Data records for software interfaces:
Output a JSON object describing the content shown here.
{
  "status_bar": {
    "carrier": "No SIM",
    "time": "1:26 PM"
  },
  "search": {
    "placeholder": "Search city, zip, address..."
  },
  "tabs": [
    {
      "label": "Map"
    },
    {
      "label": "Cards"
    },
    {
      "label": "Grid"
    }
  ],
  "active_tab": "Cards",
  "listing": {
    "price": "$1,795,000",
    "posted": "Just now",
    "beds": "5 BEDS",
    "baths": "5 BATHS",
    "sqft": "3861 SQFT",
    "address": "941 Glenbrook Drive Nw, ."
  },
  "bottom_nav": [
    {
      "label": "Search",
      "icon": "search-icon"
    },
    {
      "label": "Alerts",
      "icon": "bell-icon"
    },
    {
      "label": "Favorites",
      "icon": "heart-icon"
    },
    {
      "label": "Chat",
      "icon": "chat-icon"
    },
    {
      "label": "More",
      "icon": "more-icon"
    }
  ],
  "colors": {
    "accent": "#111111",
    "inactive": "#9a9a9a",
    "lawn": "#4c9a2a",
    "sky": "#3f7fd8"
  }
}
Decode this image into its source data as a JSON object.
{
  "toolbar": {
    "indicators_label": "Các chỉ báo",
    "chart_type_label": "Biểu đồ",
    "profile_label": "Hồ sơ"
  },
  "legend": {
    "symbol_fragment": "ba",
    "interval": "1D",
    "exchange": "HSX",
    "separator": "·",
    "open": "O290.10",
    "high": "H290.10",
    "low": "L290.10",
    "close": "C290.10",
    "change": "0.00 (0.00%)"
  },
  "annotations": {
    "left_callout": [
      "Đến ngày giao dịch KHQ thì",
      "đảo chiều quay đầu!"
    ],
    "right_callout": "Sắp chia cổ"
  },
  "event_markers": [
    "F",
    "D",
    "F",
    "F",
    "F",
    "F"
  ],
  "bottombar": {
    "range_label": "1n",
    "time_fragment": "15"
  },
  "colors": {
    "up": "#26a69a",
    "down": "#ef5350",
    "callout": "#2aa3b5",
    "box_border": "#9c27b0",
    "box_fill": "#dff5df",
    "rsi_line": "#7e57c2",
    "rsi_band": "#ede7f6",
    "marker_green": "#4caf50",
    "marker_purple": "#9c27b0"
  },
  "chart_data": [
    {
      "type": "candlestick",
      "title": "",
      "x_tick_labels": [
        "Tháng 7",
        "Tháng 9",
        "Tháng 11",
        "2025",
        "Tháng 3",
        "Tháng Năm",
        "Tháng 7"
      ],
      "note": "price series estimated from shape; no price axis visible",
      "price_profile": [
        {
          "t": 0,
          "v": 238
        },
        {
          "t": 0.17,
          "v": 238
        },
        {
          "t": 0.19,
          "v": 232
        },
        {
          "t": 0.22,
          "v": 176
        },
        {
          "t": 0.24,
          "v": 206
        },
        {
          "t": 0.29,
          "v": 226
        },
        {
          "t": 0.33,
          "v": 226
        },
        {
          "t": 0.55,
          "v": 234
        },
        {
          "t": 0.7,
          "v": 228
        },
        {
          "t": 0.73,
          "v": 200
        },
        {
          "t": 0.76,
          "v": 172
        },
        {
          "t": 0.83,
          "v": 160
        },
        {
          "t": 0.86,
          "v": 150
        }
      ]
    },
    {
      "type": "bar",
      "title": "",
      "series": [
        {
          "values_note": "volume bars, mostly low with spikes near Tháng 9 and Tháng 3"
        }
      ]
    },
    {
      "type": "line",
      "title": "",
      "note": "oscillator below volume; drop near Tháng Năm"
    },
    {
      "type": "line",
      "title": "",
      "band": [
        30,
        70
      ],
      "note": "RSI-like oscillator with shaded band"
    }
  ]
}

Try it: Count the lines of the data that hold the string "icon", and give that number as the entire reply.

Answer to the problem: 5